Top of The records

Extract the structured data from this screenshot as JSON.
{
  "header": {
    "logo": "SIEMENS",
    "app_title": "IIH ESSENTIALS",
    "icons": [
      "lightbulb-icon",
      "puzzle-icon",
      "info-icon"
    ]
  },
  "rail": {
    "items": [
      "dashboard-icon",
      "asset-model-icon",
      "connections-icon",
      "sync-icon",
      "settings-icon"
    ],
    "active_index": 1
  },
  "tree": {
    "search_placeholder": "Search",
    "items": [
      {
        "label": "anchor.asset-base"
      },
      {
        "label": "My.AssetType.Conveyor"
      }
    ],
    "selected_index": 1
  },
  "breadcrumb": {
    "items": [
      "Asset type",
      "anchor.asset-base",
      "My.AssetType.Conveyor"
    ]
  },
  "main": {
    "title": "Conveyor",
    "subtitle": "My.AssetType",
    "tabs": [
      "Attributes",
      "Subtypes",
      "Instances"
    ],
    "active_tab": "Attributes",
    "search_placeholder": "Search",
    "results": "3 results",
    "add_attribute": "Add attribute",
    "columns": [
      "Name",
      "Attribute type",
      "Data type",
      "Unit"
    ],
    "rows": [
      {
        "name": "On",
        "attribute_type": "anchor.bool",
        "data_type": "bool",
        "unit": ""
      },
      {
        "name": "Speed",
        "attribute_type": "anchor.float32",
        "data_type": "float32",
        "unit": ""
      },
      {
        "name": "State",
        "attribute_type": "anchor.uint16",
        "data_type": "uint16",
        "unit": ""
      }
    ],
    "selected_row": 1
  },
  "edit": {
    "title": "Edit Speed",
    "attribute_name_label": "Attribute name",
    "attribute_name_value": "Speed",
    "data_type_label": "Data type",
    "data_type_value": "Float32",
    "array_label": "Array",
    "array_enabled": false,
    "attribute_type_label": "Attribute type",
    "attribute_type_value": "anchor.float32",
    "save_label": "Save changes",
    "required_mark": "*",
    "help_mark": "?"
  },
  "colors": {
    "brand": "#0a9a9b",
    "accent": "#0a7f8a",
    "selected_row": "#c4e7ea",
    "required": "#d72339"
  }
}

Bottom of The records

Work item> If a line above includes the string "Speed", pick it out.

Answer to this problem>
        "name": "Speed",
    "title": "Edit Speed",
    "attribute_name_value": "Speed",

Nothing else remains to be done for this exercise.